mention as I move along, and some of it is implied. He is an artist, and he creates works of art. For me, art first must entertain, interest, engage me. In that Fincher succeeds to a degree matched by only a few of his peers. As you will see, in some cases it took me more than one viewing to recognize the brilliance within a particular work. But loving his work as I do, that was an easy and always rewarding undertaking.
I had been vaguely aware of Anne Teresa De Keersmaeker but I had never experienced any of her dance work. Until last night, that is. I put on my new Blu-ray of her remarkable piece “Rain” and I was transported. Ten dancers, 3 of them men, the other 7 women. Music by Steve Reich, “Music for 18 Musicians,” some 70 minutes of it. Non-stop dancing
(Photograph Copyright 2009 by Andrew Moore)
The photograph we are looking at is Plate 20 in Andrew Moore’s “Blue Alabama.” When I first look at it I see a simple photo taken from a hallway through open double-doors onto a porch where four people are seated in conversation. On the floor is a golden retriever, possibly keeping an eye on the photographer in the hallway. It must be summertime, for the people are wearing shorts. Beyond the porch is the green of the yard, echoing the bit of green I see from a plant on the porch. An attractive portrayal of a peaceful moment.
But every time I return to the picture I find myself moved more deeply by the photograph. It seems more complicated than I first thought. Carefully composed and filled with stillness, it seems to contain movement and life.
Above left: the author with his grandmother, 1939. Right, the author in a ditch, 1941. Old Sawyerville is glimpsed in backgrounds.
Let’s start with what may be my earliest childhood memory. At home. Where else?
I am standing on the steps leading down from our screened-in back porch to the back yard. There is a bannister on the right side as you face the house. It is covered with clematis in white bloom. I am holding on to the bannister to keep from falling. A train whistle blows, and I look slightly to the east across the highway and see the train on the tracks beyond the few houses and buildings and trees on the far side of the road. The train is passing from east to west. It is pulled by an old-fashioned locomotive and smoke is trailing behind. Colors are vivid. Everything is somehow separate but yet part of a larger picture. Perspective is flat. Later on when I see paintings by Grandma Moses, I know that is what it looked like. I recall strong feelings of astonishment and joy.
[Tom Miller (Tom Canford’s real name) was a unit publicist working on movies from 1970 until 1987. So what the heck is a unit publicist? In this essay Tom describes what such a person does, or at least back then. The work was already changing at the time of his retirement and is much different now in the time of the internet and YouTube and DVD extra features.]
WHAT’S A NICE PERSON LIKE YOU DOING IN A JOB LIKE THIS?
Robert Mitchum and Rita Hayworth!
“I met her first when she was thirteen,” says Mitchum. You wonder at such a statement.
BOOKS RELATING TO HALE COUNTY, ALABAMA.

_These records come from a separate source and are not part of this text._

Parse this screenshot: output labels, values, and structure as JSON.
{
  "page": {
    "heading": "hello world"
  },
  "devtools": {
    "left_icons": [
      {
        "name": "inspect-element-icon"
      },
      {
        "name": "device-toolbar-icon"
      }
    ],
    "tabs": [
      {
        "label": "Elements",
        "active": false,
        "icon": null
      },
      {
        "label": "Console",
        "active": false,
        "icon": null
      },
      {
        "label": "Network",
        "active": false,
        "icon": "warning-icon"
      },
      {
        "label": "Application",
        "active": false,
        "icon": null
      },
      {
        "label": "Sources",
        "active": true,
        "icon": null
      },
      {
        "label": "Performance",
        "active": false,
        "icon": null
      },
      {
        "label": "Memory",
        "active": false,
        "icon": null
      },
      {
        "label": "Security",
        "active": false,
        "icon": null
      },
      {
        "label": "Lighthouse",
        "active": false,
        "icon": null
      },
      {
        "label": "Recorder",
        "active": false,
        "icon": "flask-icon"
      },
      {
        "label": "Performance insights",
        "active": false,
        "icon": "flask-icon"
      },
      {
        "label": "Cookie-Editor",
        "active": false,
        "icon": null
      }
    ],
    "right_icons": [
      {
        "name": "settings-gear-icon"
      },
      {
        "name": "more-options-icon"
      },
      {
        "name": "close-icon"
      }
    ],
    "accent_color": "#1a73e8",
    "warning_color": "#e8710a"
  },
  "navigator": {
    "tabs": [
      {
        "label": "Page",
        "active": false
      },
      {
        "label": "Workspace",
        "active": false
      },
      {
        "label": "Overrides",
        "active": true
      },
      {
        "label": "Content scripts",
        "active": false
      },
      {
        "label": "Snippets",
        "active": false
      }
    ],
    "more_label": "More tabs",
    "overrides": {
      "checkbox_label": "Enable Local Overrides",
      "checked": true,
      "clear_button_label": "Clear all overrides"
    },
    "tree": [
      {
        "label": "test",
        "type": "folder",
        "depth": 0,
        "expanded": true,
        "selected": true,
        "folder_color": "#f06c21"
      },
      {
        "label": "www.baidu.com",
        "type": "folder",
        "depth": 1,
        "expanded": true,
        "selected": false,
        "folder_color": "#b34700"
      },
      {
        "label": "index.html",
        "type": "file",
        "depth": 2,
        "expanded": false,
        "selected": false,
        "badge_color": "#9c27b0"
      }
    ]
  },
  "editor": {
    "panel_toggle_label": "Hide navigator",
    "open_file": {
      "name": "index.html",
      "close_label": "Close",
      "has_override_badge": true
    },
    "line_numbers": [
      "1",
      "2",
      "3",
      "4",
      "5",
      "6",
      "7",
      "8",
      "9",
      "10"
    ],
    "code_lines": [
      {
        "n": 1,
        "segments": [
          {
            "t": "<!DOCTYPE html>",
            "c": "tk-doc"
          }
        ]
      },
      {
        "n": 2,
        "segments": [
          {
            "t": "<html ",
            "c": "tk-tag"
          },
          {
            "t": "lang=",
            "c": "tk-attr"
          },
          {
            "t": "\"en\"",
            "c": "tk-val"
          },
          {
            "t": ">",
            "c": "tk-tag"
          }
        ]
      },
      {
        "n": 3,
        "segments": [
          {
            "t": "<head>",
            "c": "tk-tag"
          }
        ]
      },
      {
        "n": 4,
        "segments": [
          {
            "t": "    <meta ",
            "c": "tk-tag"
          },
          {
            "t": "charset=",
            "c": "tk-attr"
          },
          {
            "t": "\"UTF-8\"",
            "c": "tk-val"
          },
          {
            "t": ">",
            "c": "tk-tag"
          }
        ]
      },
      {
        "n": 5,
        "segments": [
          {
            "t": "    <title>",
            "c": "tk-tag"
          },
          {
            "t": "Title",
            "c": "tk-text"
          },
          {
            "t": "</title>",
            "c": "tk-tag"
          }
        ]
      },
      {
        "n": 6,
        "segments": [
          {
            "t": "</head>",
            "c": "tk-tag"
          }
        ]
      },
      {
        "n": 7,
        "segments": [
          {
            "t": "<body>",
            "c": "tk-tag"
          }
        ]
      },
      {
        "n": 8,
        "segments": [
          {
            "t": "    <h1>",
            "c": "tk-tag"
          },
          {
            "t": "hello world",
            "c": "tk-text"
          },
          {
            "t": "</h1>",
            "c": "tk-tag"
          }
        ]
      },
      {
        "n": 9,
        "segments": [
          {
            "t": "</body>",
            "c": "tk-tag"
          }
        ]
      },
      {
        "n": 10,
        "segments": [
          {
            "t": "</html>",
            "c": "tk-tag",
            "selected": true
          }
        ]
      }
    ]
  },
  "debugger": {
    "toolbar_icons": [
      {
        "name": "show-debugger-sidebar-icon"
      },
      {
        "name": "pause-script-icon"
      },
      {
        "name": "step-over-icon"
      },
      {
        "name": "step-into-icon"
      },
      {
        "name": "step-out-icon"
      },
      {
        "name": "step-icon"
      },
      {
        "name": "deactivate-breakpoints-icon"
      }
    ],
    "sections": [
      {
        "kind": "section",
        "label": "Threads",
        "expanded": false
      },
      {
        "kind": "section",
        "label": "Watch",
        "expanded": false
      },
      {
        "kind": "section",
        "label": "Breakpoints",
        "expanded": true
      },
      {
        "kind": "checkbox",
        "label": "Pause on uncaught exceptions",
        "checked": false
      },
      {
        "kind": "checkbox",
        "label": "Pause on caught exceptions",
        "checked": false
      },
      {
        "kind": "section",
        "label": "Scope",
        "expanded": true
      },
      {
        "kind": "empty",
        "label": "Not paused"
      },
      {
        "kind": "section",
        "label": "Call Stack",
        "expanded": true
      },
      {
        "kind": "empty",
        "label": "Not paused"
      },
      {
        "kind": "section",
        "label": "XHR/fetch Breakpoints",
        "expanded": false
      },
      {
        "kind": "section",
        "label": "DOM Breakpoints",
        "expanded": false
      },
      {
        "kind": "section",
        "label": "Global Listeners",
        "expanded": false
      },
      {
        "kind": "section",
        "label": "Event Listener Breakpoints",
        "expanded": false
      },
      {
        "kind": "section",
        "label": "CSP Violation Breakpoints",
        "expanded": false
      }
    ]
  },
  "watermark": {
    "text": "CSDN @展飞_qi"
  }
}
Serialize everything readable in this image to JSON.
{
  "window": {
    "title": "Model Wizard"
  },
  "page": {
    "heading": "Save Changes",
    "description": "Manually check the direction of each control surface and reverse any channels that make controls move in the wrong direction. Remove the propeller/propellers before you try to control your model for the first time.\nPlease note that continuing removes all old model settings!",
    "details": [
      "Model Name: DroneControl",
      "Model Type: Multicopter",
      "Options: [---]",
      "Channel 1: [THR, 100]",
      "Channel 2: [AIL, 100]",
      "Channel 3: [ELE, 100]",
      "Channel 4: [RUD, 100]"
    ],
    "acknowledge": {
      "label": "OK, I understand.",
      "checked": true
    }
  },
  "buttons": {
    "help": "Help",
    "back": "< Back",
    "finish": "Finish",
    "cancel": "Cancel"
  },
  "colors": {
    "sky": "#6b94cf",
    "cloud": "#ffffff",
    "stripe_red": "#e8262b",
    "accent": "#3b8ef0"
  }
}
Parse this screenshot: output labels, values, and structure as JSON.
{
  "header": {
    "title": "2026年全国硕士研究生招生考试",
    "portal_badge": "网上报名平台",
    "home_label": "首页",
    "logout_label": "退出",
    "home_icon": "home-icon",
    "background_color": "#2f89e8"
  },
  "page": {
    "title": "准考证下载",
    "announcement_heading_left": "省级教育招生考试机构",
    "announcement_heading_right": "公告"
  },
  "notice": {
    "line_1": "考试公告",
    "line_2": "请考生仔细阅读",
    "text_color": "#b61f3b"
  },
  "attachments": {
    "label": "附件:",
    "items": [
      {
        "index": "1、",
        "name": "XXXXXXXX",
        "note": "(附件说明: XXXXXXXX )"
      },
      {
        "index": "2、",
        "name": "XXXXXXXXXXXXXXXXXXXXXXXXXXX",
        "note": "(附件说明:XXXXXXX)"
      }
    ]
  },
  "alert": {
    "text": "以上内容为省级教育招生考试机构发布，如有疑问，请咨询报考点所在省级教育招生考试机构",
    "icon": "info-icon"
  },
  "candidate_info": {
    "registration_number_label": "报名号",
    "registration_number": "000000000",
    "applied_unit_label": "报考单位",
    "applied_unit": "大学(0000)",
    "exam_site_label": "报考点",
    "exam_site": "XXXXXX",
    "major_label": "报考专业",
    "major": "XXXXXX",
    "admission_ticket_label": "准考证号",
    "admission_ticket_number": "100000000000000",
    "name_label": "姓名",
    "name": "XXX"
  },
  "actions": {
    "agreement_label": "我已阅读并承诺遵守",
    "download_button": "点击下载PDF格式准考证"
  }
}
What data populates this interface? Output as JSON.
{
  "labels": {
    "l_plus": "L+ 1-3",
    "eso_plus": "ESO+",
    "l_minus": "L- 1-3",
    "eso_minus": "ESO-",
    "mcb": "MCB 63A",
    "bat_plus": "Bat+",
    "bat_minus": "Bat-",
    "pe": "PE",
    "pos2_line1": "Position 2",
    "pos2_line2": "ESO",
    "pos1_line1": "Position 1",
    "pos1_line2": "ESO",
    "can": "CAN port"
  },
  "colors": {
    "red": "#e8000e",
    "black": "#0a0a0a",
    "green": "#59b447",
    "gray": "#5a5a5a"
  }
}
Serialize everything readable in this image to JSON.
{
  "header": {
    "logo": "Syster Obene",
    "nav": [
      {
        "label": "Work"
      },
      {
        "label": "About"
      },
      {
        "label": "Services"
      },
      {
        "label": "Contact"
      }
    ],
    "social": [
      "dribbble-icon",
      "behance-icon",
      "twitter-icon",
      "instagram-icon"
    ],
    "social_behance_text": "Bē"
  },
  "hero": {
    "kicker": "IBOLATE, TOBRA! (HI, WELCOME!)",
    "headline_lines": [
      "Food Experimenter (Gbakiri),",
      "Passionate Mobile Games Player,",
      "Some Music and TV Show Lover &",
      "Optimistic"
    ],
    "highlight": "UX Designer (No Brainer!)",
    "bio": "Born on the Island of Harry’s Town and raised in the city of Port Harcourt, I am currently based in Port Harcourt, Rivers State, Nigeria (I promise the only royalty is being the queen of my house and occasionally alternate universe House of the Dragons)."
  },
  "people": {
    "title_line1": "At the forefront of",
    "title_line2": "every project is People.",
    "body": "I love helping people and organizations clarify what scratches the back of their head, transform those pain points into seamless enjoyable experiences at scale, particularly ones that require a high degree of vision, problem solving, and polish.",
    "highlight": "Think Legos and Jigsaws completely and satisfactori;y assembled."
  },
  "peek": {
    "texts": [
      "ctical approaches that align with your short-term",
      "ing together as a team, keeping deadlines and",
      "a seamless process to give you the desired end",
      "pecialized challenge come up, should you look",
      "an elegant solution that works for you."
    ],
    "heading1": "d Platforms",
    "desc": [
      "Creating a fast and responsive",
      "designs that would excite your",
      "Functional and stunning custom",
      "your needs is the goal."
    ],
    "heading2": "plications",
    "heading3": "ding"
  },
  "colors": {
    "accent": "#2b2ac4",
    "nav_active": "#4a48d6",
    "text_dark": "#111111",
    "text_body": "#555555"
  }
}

This is not a comprehensive bibliography, more of a quick-and-dirty look at what is available. There are many more books available that concern William Christenberry, James Agee and Walker Evans, Moundville Archeological Park and the Rural Studio and I have selected only a few as examples.
Don’t laugh too quickly. A case can be made.